The National Library celebrates

350 years since the first Swedish legal deposit law.

On September 22, 1661, a decree was issued that came to be the embryo of what we today call the deposit copy law. The decree was a way of controlling the publications printed at the six printing shops then in existence in Sweden. The publications were to be delivered to His Majesty’s chancery before they were distributed. A censorship law was thus imposed on Sweden, but several decades elapsed before the contents of the decree on delivery were complied with. The National Library and the National Archives each received a review copy.

From censorship to cultural heritage

Since then, the legal deposit law has been changed several times, as has the aim of the law. What was originally a censorship law has become an instrument for preserving the nation’s media for posterity. The Library today collects not only most of what is printed in Sweden but also TV, radio, and other types of sound and motion pictures. In the near future, digital material will also be covered by deposit legislation and delivered to the Library.

We are celebrating this anniversary by organising a scientific conference around deposit legislation, and producing a web exhibition.

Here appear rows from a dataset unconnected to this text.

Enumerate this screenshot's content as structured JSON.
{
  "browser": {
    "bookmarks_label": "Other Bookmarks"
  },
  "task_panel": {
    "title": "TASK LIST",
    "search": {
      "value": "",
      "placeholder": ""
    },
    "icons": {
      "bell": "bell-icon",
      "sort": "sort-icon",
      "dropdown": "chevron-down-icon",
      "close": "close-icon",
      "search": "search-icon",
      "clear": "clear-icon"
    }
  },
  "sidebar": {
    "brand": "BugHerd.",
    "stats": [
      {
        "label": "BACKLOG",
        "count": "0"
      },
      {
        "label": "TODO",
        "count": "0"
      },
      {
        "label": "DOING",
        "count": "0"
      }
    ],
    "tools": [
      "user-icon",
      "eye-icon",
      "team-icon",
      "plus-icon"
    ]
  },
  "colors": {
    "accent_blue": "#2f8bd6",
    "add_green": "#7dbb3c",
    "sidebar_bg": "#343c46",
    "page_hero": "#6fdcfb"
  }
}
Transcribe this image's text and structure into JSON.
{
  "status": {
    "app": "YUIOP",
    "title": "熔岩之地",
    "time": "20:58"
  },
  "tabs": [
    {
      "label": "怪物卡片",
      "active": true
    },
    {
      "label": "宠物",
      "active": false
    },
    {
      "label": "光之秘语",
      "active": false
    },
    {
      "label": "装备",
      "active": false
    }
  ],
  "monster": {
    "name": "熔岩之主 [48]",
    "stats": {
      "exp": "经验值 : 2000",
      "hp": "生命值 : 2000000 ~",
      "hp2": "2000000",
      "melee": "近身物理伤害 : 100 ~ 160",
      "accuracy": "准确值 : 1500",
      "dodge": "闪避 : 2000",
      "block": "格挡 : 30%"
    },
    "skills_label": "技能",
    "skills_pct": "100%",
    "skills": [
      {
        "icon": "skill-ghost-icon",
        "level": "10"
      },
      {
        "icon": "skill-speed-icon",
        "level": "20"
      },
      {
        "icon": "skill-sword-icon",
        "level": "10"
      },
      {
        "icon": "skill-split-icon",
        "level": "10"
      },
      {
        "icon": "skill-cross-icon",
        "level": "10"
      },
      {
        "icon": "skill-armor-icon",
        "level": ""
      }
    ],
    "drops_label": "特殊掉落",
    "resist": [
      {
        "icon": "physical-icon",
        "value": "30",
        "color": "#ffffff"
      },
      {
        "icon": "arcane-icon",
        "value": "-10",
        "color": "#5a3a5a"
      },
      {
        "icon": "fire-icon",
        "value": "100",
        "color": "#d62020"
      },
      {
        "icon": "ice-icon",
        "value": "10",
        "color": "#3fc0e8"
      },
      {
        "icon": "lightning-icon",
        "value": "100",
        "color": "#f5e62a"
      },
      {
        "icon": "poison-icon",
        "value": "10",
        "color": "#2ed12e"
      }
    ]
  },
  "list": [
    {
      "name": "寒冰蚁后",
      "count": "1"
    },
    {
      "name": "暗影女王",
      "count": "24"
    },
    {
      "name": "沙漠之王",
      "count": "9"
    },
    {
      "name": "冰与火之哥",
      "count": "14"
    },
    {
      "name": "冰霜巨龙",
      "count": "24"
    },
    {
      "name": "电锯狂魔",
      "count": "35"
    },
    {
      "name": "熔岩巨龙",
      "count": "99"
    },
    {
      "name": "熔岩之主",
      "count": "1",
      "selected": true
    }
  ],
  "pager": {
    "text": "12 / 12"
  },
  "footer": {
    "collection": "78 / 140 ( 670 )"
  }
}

Contact person: Håkan Färje, e-mail: firstname.lastname@kb.se

National Library